How long will the results take?

The sex of the fetus can be determined within a week. Results from DNA tests may take from a few days up to two weeks (rarely, up to four weeks).


What does the test involve?

Amniocentesis is usually done around 14-16 weeks of pregnancy (but could be done earlier under some circumstances). First of all an ultrasound scan is done to check how far the pregnancy is advanced.

The skin around the mother’s abdomen is then cleaned with antiseptic lotion, and a fine needle is passed through the abdomen. A sample of about 20ml (4 teaspoons) of the amniotic fluid surrounding the fetus in the uterus (womb) is taken. This fluid sample contains the same DNA as the fetus. Amniocentesis can be done in a hospital outpatient department, and the woman being tested is awake and aware of what is happening during the test which usually takes only a few minutes.

Is it painful?

Women who have had the test generally say that it is no more painful than having a blood test or an injection.

How accurate is the test?

Amniocentesis is as accurate as CVS. The accuracy varies from one condition to another, and sometimes depends on the situation in an individual family. This will all be discussed with you by your geneticist before the test is taken.

How quickly do results come through?

The result can come through in a few days, but often takes about 1-2 weeks.

Is the test harmful to the baby?

There is a slight risk (about 0.5%) of miscarriage; otherwise it is not thought to harm the baby. Women are advised to avoid strenuous exercise for a few days.

Where can I get advice about carrier detection and prenatal testing?

You can find out if testing is available for the condition in which you are interested from the Muscular Dystrophy Campaign, or from your nearest Genetics Centre. If you want to be tested, your family doctor can refer you to the Genetics Centre. A list of such Centres is held by the information officers at the Muscular Dystrophy Campaign Head Office. The Genetics Centre and your family doctor can then arrange for possible carriers and family members to visit the appropriate centre, and/or to give blood samples for testing.

The most important things to remember about the tests are:

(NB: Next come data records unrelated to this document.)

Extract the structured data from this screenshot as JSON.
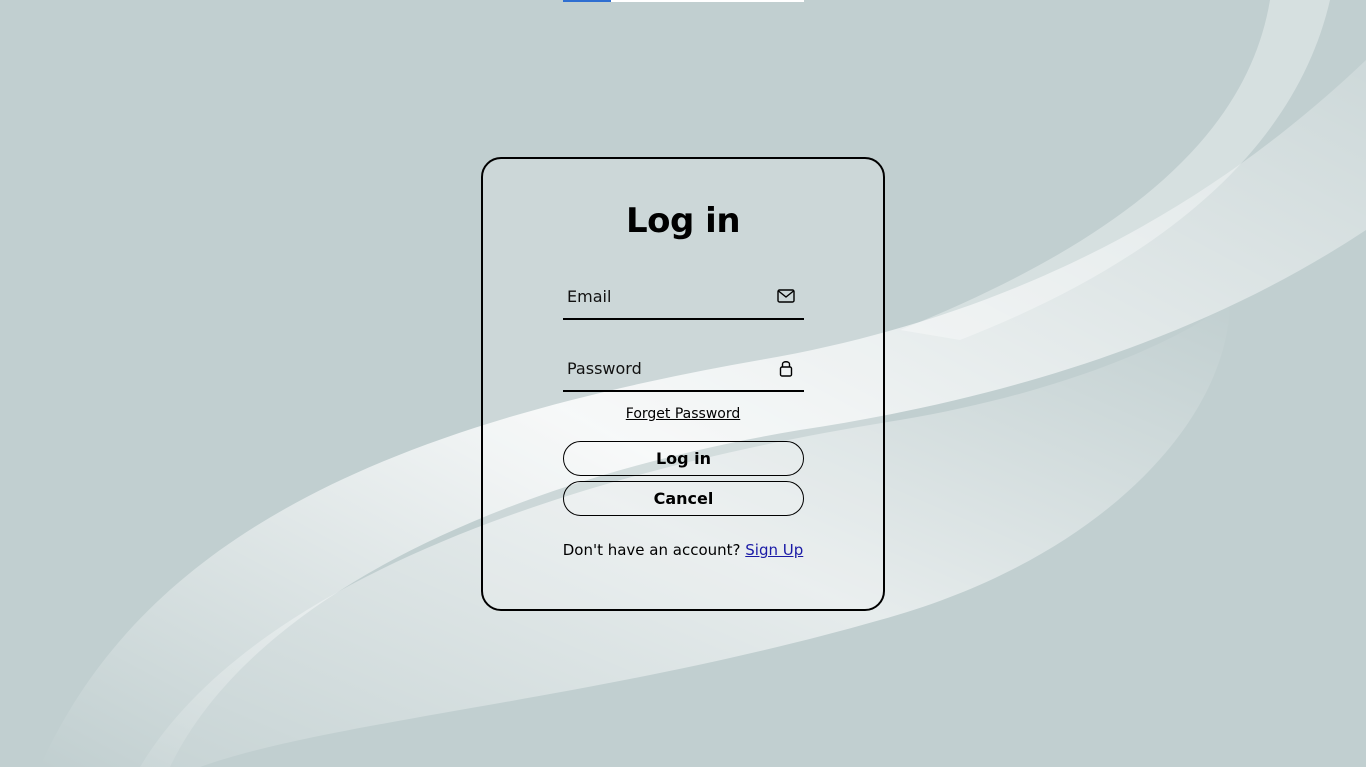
{
  "progress": {
    "fraction": 0.2,
    "fill_color": "#2f6fd1"
  },
  "login_form": {
    "title": "Log in",
    "email_placeholder": "Email",
    "password_placeholder": "Password",
    "forgot_password_link": "Forget Password",
    "login_button": "Log in",
    "cancel_button": "Cancel",
    "signup_prompt": "Don't have an account?",
    "signup_link": "Sign Up"
  },
  "icons": {
    "email": "mail-icon",
    "password": "lock-icon"
  },
  "colors": {
    "background": "#c1cfd0",
    "card_border": "#000000",
    "link": "#1a1aa6"
  }
}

  1. Sometimes the tests can be accomplished rapidly in an emergency (for example in the event of an unexpected pregnancy), but it is usually much more difficult to get reliable results from a ‘rush job’. It can be hard to get blood samples from relevant family members at short notice, and in the case of a pregnancy it leaves parents much less time to consider what action to take.
  2. The tests should involve as many relevant family members as possible to obtain a clear picture of the part of the gene responsible for the dystrophy, and for a more accurate estimation of the risk of being a carrier and of having an affected child.
  3. The tests can be arranged through any one of the specialist Genetics Centres.

This web page talks about the tests that are currently available. These do change and while some will be relevant to your situation, others will not, so do check with your local Genetics Centre as to what tests are best.

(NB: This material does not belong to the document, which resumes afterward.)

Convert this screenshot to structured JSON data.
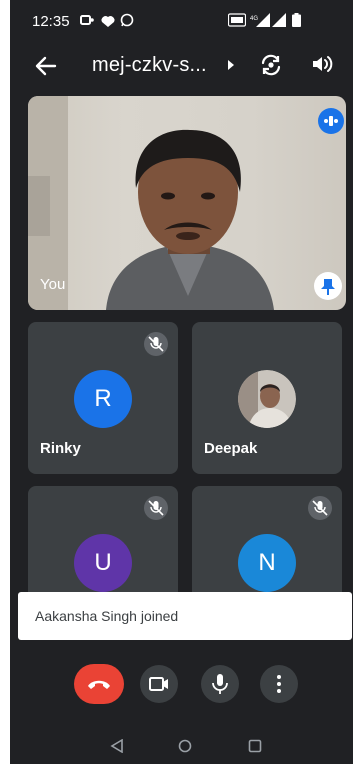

Support organisations

ARC (Antenatal results and choices ) formerly Safta

A self-help charity for women and couples who discover that their unborn baby has an abnormality. The organisation can provide information on specific medical conditions, clinical research and genetic counselling, and can put women/couples in touch with a local Arc member who can offer regular contact and support.

The Arc Handbook is free of charge for parents and should be available at the time of diagnosis from the hospital or available from Arc.

There is a charge for this Handbook for Professionals.

Contact: Arc 73-75 Charlotte St,London,WIP 1LB
Tel: Helpline 0207 631 0285 Administration 0207 7631 0280

CARE (Scottish association for care and support after diagnosis of fetal abnormality)

A charity set up to offer support and to help parents during the time of prenatal diagnosis and waiting for the results of tests which may lead to the discovery of an abnormality or a genetic disorder. It is run on a voluntary basis, by parents for parents.

They produce informative literature about the options open to parents, and for families and friends, to make them aware of problems and anxieties which parents face.